Gap Inc posted a slightly stronger than expected quarterly profit on Thursday as more full-priced sales, inventory controls and cost cuts helped offset declining revenue at all its chains.

The company behind the Gap, Old Navy and Banana Republic chains -- whose shares are up 39 percent since January -- has improved profit margins even as slumping sales pressured results.

Net income for Gap's fiscal second quarter ended August 1 fell to $228 million from $229 million a year earlier. Earnings per share were 33 cents, up from 32 cents a year earlier, when there were more shares outstanding.

Analysts on average expected 32 cents per share according to Reuters Estimates.

Revenue fell 7 percent to $3.25 billion. Analysts were expecting $3.26 billion.
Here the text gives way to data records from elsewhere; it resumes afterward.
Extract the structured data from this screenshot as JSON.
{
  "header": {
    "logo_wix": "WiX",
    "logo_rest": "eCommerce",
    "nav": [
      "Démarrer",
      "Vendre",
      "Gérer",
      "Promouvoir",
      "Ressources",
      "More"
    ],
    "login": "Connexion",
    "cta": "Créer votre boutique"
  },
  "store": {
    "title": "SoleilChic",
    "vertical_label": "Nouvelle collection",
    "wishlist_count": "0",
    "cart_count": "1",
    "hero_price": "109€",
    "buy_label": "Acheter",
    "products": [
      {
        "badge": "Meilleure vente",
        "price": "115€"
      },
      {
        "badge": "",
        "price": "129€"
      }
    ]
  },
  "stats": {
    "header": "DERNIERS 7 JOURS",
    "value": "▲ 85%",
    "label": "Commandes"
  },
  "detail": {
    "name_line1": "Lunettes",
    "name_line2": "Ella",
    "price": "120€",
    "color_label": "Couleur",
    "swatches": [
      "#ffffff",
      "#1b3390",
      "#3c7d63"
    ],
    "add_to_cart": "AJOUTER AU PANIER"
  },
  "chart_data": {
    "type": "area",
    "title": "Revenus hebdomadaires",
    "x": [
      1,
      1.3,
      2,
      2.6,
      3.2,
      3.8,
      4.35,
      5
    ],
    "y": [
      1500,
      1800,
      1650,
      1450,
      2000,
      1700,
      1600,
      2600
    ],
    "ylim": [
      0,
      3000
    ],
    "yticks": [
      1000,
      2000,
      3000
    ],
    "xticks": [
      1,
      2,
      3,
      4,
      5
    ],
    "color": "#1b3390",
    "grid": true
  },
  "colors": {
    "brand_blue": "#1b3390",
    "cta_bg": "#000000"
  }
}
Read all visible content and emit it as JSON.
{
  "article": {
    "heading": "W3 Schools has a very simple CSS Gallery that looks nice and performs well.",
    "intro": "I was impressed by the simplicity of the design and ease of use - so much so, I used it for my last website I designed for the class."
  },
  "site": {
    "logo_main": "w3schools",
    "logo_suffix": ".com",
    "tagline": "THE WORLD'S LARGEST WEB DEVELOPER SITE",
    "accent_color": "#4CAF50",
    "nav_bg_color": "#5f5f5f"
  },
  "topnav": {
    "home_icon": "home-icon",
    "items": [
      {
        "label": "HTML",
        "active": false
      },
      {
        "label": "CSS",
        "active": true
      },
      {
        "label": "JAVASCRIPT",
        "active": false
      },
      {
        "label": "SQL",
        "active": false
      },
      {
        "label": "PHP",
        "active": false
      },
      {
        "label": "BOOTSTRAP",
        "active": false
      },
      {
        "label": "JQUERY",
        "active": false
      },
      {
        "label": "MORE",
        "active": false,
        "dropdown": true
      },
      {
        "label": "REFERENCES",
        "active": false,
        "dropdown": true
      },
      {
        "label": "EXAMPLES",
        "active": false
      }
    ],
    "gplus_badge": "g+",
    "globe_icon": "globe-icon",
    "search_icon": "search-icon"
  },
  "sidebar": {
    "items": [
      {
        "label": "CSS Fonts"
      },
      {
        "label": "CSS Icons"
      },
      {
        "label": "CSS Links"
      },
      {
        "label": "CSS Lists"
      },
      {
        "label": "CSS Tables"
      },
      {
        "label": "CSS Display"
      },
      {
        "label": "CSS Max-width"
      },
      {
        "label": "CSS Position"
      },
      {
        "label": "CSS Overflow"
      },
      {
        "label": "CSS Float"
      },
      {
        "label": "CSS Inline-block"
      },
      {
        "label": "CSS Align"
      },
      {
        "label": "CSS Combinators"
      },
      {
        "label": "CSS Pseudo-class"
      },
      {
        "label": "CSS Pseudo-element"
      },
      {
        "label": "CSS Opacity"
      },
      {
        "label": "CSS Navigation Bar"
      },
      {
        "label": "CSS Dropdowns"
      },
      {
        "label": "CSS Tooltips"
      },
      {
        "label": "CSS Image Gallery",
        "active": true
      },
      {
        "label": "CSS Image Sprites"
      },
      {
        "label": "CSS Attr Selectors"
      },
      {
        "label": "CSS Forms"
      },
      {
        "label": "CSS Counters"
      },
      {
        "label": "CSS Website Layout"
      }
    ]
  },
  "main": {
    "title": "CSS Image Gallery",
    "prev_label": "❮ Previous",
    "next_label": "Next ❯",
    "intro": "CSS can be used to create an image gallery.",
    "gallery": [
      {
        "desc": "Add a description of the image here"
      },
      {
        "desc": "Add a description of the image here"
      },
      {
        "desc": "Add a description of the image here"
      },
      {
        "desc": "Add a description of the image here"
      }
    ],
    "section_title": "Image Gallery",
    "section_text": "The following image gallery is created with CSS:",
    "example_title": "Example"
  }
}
Same-store sales, a key gauge of retail performance, fell 8 percent in the quarter versus 10 percent a year earlier.

Gap stores saw a 10 percent decline in same-store sales, while Banana Republic, a more upscale chain that sells clothing to young professionals, recorded a 15 percent drop.

At Old Navy, the company's largest division in terms of total sales, same-store sales fell 4 percent as recent merchandise improvements and value-priced goods lured new shoppers.

Gap has boosted margins by streamlining its organization, reducing inefficiencies in its supply chain and cutting costs. But analysts believe these efforts -- which have offset a lingering sales slump -- will be more difficult to continue in coming quarters.

In the second quarter, operating costs fell by $52 million from the year-ago quarter, but those costs are likely to be flat or rise about $20 million in the third quarter due to more marketing, Gap said.

Gross margin as a percentage of total sales rose to 39.7 percent from 38.2 percent, an improvement of 150 basis points.

Last week, the Gap chain launched a major denim campaign, offering jeans with better fits and higher-end styling in hopes of bringing back once-loyal customers who gravitated to more fashionable rivals.

San Francisco-based Gap has not provided a full-year profit outlook since last year.

(Reporting by Alexandria Sage; Editing by Steve Orlofsky)